The project (2021-2024) investigates the radical transformations of the social and natural landscape caused by the construction of a wildlife fence stretching the length of the Danish border with Germany. It will analyse how national spaces and borders are co-produced through the spatial strategies of fencing, discourses of biosecurity and the invasive other.

In June 2018 Danish lawmakers authorized a 70-kilometer long fence along the Danish-German border to prevent the migration of wild boars and the spread of African Swine Fever (ASF), a risk and economic threat to Danish pork export. The process of fencing to prevent the intrusion of feral species and thereby limit the risk of wildlife diseases has for long been a contentious topic among pig farmers, environmental organizations, politicians and borderland communities who are in disagreement about its utility.

Although narratives justifying the border barriers are focusing on external factors like ASF, we are posing the question whether the new barriers are more than just a biosecurity defence against external threats. It is the project’s hypotheses that biosecurity barriers, besides being a key driver for the reordering of the natural and social landscape and a general hightened securityzation of the borderland, also provide important insights into the particular ways in which potentially invasive and feral species like wild boars are portrayed and debated. Such imageries offer new understandings about the nature of popular anxieties about the invasive ‘other’ - non-human and human - and clues to the political responses that are developed to counter these anxieties.
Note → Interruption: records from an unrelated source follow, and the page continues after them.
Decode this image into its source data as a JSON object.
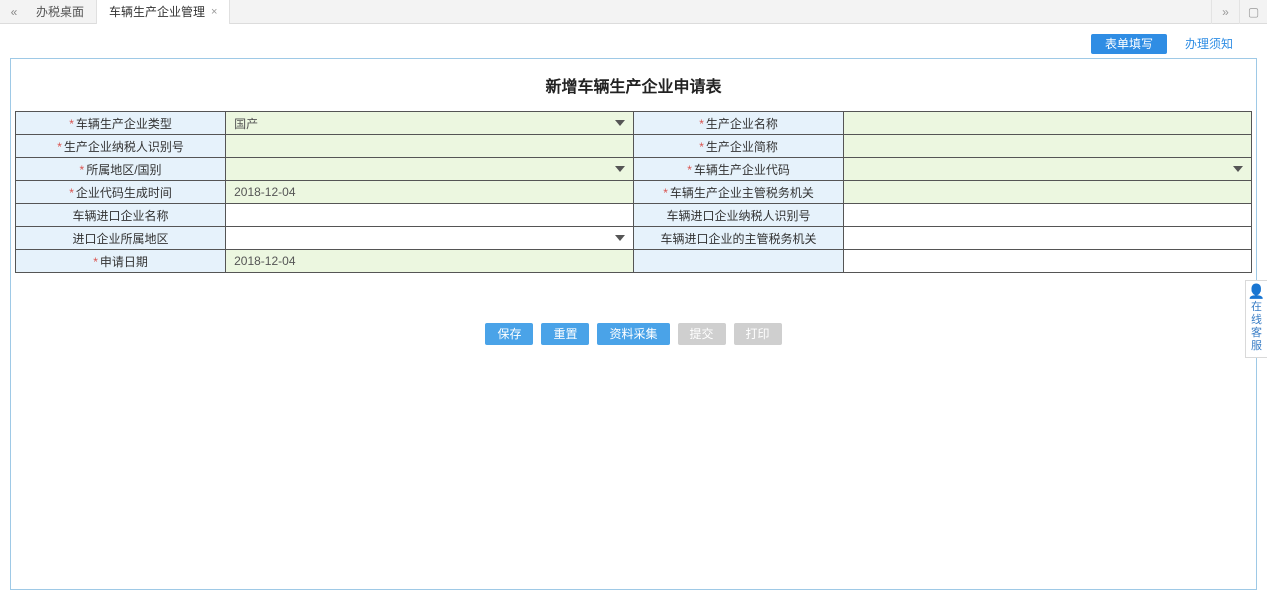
{
  "tabs": {
    "desktop": "办税桌面",
    "mgmt": "车辆生产企业管理"
  },
  "actions": {
    "fill": "表单填写",
    "notice": "办理须知"
  },
  "title": "新增车辆生产企业申请表",
  "labels": {
    "enterpriseType": "车辆生产企业类型",
    "enterpriseName": "生产企业名称",
    "taxId": "生产企业纳税人识别号",
    "shortName": "生产企业简称",
    "region": "所属地区/国别",
    "enterpriseCode": "车辆生产企业代码",
    "codeGenTime": "企业代码生成时间",
    "taxAuthority": "车辆生产企业主管税务机关",
    "importName": "车辆进口企业名称",
    "importTaxId": "车辆进口企业纳税人识别号",
    "importRegion": "进口企业所属地区",
    "importAuthority": "车辆进口企业的主管税务机关",
    "applyDate": "申请日期"
  },
  "values": {
    "enterpriseType": "国产",
    "codeGenTime": "2018-12-04",
    "applyDate": "2018-12-04"
  },
  "buttons": {
    "save": "保存",
    "reset": "重置",
    "collect": "资料采集",
    "submit": "提交",
    "print": "打印"
  },
  "side": {
    "line1": "在线",
    "line2": "客服"
  }
}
The project explores how technological interventions like wildlife fencing relate to larger political narratives of walls, borders and flows. The project thus investigates two interlinked aspects of fencing - the fence as a biosecurity barrier and as metaphor of exclusion and inclusion.